(FiveNation.com)- In Season 5 of The Crown, Princess Diana’s covert biographer claimed that listening to her taped confessions concerning King Charles III’s affair was like “going through the wardrobe in Narnia.”
Even as the public accused him of fabricating the shocking findings in his explosive biography Diana: Her True Story, Andrew Morton said he had received two warnings that attempts were being made to identify the source.
Diana served as his insider and—as the Netflix series depicts—made tape recordings for him in which she detailed the full scope of her battles with bulimia and suicidal thoughts in the context of Charles’ affair with Camilla, the current Queen Consort, in detail.
The princess, played by Elizabeth Debicki, is shown sneaking the cassettes out of Kensington Palace with the help of James Colthurst, a friend.
This season of The Crown will have a narrative that may seem more at home in a thriller than a scene from natural royal history, including a burglary that viewers may begin to believe, is intentional.
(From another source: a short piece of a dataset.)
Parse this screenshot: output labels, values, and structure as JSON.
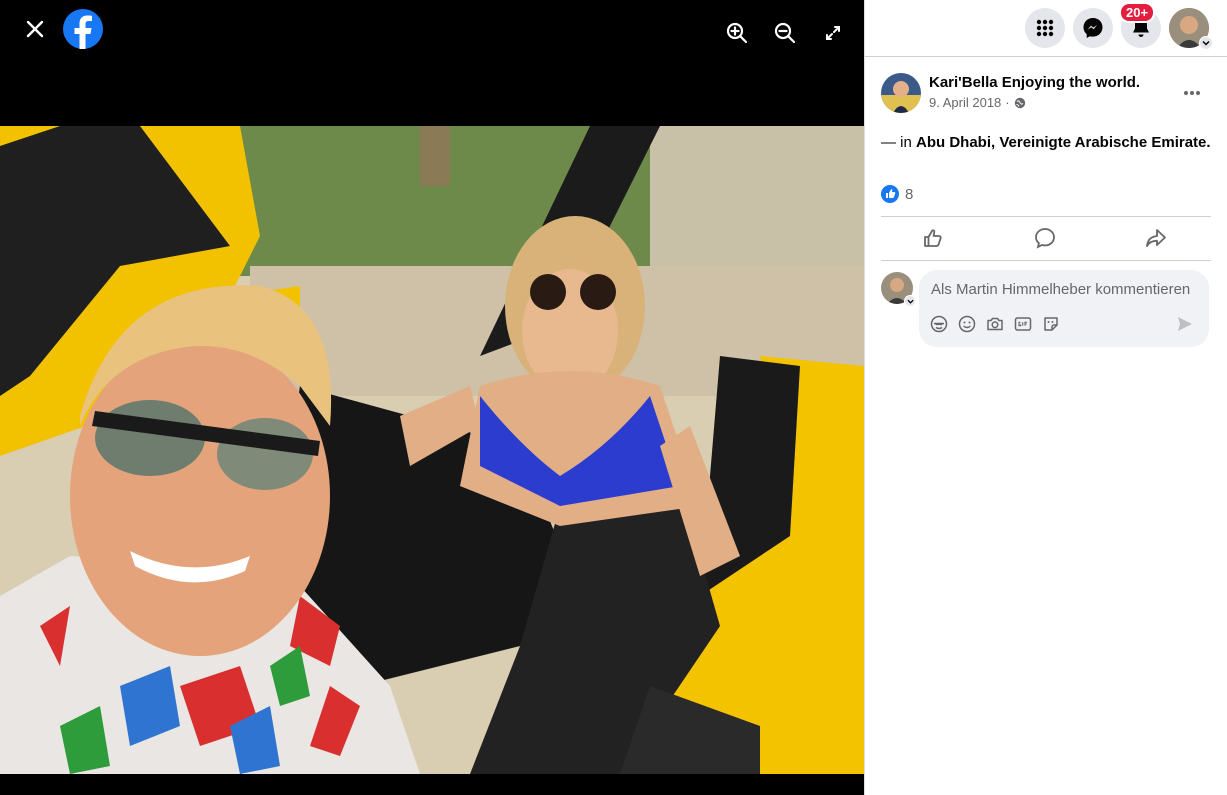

Even though the setting was different, it was a true-to-life moment.
The news of Charles’ affair shocked everyone in Britain, and by the time of his divorce in 1996, he had dropped to 41% on the identical Ipsos Mori survey question.
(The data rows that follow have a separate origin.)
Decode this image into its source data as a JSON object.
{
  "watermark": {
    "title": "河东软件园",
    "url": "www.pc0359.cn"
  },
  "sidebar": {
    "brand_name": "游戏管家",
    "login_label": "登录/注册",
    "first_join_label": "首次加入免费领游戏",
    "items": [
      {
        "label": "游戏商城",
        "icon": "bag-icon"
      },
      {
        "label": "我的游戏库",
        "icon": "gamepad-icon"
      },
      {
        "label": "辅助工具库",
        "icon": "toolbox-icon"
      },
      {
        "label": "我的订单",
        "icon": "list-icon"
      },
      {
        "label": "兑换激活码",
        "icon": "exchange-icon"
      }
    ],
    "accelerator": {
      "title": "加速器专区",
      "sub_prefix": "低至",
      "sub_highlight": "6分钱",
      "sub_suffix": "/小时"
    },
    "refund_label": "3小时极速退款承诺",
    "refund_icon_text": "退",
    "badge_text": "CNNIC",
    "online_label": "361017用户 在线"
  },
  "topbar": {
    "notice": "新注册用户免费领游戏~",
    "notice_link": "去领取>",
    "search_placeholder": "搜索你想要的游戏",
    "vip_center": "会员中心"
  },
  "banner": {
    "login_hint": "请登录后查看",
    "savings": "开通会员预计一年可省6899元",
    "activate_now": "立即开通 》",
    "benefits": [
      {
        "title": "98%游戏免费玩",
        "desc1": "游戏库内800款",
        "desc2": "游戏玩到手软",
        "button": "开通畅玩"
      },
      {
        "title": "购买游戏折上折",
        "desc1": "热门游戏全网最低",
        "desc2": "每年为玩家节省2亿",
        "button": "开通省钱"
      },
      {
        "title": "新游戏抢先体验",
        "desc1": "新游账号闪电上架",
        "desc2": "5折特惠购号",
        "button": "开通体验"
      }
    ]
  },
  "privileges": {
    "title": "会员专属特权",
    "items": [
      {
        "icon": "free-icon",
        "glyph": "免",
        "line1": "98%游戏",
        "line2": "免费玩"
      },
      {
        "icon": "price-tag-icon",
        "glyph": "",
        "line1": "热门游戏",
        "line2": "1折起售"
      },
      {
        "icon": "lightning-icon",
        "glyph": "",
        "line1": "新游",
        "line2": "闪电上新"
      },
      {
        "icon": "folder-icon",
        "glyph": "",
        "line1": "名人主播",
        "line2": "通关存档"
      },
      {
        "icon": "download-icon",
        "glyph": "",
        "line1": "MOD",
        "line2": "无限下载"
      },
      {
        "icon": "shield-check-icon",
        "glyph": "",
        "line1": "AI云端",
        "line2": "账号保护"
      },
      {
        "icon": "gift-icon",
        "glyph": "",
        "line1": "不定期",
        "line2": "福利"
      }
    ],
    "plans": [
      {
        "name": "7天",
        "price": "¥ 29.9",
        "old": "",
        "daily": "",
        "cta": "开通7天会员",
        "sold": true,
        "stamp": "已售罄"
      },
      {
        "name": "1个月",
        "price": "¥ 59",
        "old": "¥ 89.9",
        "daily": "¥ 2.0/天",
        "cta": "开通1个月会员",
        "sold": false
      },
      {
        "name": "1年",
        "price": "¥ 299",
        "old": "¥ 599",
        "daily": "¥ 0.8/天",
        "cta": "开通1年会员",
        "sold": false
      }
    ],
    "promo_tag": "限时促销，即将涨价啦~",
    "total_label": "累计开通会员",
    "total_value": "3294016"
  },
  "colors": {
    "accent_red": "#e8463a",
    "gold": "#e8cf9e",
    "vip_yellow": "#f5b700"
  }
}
Many members of the public and commentariat chose not to believe the story offered in the book in the immediate aftermath, not realizing Diana was his covert source.
Some bookstores and grocery stores refused to carry it because they thought it was sleazy rumors.
Before the break-in, Morton had two warnings that his source was being sought after as the fairy story of a successful royal marriage fell apart.
Richard Kay, a former Daily Mail journalist who had connections before becoming friends with Diana, and Arthur Edwards, a well-known photographer with contacts in the royal protection team, called him separately, the man claimed.
“Watch your phones, watch what you say, and watch what you do,” they both warned, as “they are very carefully looking for your source.”
Morton says he would have been lynched if social media had existed at the time, and members of Parliament wanted to send him to the Tower of London.
Booksellers, Hatchards, and supermarkets like Tesco banned the book because they claimed it was untrue. The Crown has experienced a similar backlash in the British media in a case of history repeating itself.